Yes, there are confusing inconsistencies in who can do what at what age, such as get married, pay tax, or leave school. But despite the catchy - and well-spun - line from Demos, although 16 year olds can join the army they are not deployed until the age of 18. They will not be in the firing line before they have their say.

I rarely agree with Tony Blair, but he made a sensible point when he disagreed with this proposal, many years ago, saying ‘I am not sure that we would always want 16-year-olds to do all the things they can do.’

Gordon Brown has linked lowering the voting age to a commitment to citizenship training. And supporters of reform argue that today’s teenagers are up to the task because of the impact of citizenship lessons for 11 to 16-year-olds.

But let’s not ignore the countless Ofsted reports have criticised the paucity of citizenship teaching and its empty content. Talk to any pupil and they will confirm that this subject is seen as joke and not taken seriously. Besides, true citizenship is not something that can simply be taught in a classroom, cribbed from text books and tested in exams. It is only developed though collaboration in the real world, mostly when people leave school.

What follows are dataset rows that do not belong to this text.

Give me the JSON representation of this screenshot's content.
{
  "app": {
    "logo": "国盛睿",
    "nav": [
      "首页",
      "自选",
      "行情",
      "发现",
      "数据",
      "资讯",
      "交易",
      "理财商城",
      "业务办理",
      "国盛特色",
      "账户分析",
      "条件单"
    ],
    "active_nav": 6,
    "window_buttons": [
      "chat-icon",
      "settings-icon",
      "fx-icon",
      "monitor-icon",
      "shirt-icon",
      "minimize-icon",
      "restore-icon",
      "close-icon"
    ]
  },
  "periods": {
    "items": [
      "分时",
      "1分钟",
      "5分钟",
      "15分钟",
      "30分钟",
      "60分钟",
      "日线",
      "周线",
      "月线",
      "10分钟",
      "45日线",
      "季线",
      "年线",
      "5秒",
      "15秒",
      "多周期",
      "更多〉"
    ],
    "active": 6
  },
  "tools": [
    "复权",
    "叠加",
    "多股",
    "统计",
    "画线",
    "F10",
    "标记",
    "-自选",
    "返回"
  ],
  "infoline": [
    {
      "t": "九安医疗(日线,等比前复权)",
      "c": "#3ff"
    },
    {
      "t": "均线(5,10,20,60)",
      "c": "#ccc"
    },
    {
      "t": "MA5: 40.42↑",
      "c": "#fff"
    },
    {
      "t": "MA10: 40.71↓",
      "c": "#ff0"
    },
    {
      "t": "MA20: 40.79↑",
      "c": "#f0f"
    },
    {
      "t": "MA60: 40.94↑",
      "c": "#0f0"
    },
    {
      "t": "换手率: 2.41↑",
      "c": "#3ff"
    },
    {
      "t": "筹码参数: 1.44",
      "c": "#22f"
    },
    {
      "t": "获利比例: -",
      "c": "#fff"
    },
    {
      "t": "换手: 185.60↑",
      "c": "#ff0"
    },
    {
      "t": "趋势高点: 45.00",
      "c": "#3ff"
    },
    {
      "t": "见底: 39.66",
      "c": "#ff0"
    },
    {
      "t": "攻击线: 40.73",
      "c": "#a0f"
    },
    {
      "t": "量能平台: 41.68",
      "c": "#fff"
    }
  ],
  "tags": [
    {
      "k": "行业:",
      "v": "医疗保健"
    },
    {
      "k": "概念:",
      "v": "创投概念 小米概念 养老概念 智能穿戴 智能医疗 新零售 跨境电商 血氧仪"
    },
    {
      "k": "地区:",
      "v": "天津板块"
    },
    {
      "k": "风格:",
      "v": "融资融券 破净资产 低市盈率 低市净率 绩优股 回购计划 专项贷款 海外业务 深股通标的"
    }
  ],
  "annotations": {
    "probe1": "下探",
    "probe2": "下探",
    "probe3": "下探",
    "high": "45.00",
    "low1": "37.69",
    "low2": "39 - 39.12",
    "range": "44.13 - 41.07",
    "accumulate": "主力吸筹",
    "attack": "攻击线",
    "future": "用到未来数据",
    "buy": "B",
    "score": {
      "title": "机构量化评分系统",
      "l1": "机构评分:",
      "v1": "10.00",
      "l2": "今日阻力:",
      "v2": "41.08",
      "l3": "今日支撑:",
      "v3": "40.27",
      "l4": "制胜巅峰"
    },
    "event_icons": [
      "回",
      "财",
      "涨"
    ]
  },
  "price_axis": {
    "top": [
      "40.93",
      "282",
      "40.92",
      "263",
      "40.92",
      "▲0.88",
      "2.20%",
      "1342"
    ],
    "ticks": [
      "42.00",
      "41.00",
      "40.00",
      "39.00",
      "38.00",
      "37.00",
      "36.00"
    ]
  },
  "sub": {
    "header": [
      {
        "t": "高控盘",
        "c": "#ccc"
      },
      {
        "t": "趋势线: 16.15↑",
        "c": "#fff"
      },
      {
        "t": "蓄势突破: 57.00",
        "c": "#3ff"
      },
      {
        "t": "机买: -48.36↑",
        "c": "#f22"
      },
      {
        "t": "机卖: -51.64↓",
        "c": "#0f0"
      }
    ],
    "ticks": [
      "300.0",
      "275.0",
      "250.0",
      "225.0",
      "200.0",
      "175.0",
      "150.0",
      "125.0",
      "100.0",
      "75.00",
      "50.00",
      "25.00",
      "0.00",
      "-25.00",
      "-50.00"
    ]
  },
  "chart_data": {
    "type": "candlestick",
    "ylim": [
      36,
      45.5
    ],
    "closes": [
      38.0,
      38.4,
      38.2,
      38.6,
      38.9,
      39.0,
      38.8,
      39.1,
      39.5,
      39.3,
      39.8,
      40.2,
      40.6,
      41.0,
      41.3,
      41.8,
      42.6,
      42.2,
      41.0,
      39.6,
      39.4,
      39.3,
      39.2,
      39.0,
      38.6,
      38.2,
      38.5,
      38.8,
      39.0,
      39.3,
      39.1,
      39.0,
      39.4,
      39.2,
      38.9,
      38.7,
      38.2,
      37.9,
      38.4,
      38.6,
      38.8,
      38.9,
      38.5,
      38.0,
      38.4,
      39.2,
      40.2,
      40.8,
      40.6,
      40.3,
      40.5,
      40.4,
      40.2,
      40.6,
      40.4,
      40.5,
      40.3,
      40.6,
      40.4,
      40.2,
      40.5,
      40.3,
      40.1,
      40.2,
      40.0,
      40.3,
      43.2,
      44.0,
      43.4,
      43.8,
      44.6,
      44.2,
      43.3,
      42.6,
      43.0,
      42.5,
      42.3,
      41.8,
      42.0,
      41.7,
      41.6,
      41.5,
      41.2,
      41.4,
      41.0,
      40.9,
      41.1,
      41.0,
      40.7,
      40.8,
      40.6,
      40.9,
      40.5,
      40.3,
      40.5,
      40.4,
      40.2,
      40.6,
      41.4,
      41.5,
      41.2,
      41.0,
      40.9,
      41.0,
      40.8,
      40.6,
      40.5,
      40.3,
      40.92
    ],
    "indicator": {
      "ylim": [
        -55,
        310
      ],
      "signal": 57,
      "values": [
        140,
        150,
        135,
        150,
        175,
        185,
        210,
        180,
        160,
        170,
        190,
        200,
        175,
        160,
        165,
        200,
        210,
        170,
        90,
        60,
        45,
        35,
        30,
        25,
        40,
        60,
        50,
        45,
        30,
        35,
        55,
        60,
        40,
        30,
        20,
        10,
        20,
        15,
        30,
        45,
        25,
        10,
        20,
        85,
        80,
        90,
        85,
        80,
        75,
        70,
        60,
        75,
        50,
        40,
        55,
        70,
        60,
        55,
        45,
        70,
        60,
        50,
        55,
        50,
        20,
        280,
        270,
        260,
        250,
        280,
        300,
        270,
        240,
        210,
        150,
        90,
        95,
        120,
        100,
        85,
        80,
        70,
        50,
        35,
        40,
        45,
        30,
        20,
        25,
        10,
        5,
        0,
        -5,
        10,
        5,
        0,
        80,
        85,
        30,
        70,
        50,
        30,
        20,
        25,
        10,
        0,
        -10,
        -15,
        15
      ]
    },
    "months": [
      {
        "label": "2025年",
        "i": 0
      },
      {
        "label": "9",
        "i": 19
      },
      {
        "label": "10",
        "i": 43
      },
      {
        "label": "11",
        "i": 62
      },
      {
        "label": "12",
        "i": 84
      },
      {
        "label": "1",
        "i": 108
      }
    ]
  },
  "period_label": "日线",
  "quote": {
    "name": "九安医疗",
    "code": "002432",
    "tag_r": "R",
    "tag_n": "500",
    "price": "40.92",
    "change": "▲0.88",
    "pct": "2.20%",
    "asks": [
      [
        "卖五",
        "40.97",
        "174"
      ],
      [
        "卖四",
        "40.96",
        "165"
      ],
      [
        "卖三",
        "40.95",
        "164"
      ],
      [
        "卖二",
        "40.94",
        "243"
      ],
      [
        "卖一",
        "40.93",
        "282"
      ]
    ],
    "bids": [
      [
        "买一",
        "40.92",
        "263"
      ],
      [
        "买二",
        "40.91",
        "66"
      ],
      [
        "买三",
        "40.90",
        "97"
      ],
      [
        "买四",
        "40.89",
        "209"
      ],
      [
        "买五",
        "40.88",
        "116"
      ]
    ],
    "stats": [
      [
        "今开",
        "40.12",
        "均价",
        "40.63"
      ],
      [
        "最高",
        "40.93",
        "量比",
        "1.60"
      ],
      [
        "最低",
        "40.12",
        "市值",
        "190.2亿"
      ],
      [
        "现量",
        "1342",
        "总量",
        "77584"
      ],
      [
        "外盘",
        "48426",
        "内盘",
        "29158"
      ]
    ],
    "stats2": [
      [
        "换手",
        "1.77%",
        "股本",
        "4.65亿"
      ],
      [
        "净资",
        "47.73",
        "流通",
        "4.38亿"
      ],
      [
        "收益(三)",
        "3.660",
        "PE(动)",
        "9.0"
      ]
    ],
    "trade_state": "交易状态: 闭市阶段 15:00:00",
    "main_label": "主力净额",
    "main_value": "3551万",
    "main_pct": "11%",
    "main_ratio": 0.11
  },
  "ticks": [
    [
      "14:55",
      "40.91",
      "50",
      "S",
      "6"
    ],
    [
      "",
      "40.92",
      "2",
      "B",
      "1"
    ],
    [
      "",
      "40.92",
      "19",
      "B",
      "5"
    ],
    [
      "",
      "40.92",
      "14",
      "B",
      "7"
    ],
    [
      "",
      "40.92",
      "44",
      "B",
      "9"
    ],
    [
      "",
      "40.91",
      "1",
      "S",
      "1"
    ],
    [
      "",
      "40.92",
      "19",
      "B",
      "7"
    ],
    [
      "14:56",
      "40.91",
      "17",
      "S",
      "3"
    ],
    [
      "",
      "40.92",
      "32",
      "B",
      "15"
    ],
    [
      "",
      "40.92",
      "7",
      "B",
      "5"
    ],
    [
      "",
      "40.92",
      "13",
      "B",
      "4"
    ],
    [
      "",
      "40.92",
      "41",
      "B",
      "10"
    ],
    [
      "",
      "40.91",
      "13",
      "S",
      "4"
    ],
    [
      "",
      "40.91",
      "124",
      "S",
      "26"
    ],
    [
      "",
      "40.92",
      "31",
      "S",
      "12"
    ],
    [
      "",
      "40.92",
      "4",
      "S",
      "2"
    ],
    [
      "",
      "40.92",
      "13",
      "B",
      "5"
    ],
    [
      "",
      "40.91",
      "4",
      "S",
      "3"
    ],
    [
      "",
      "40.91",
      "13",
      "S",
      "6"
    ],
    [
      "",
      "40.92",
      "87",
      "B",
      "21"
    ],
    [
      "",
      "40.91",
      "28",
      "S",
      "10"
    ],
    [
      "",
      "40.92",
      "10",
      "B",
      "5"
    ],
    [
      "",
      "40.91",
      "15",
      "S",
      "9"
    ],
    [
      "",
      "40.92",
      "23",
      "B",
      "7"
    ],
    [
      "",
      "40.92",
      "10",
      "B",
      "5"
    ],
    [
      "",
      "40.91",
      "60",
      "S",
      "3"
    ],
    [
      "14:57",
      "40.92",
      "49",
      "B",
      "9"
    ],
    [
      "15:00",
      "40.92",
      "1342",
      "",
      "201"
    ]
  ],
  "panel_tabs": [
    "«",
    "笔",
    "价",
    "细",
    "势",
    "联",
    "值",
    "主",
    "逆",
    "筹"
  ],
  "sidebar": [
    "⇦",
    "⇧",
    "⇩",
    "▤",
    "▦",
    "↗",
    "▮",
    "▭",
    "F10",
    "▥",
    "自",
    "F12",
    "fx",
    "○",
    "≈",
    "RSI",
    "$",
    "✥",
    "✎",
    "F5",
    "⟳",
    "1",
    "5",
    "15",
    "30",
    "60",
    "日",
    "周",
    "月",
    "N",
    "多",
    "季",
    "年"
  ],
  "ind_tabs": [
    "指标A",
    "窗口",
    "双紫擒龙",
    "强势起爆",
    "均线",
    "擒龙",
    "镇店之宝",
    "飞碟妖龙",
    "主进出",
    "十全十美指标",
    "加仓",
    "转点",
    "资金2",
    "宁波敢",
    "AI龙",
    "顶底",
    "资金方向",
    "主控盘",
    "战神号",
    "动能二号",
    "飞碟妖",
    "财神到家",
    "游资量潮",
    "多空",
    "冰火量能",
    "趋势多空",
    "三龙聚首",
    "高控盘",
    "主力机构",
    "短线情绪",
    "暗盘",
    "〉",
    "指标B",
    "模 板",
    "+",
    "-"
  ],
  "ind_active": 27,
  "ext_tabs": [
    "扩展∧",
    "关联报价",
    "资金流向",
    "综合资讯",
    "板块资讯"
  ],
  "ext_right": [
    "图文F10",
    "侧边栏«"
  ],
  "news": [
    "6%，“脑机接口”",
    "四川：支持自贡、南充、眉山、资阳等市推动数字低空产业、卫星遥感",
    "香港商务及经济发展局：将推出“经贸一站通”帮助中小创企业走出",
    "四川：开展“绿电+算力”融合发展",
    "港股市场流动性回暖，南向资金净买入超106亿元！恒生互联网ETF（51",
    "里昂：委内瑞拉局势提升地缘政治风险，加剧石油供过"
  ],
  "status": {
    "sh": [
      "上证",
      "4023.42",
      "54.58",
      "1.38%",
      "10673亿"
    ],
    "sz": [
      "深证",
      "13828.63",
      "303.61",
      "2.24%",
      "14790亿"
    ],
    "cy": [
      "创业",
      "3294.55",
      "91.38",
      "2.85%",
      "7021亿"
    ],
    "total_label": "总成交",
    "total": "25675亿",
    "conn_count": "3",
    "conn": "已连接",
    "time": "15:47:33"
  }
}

In advocating for the youth vote, politicians reveal their inability to make the election interesting enough for us adults. They are giving up on grown-ups, in favour of trying to co-opt children. Their meddling with the age limit treats democracy as child’s play and that doesn’t get my vote.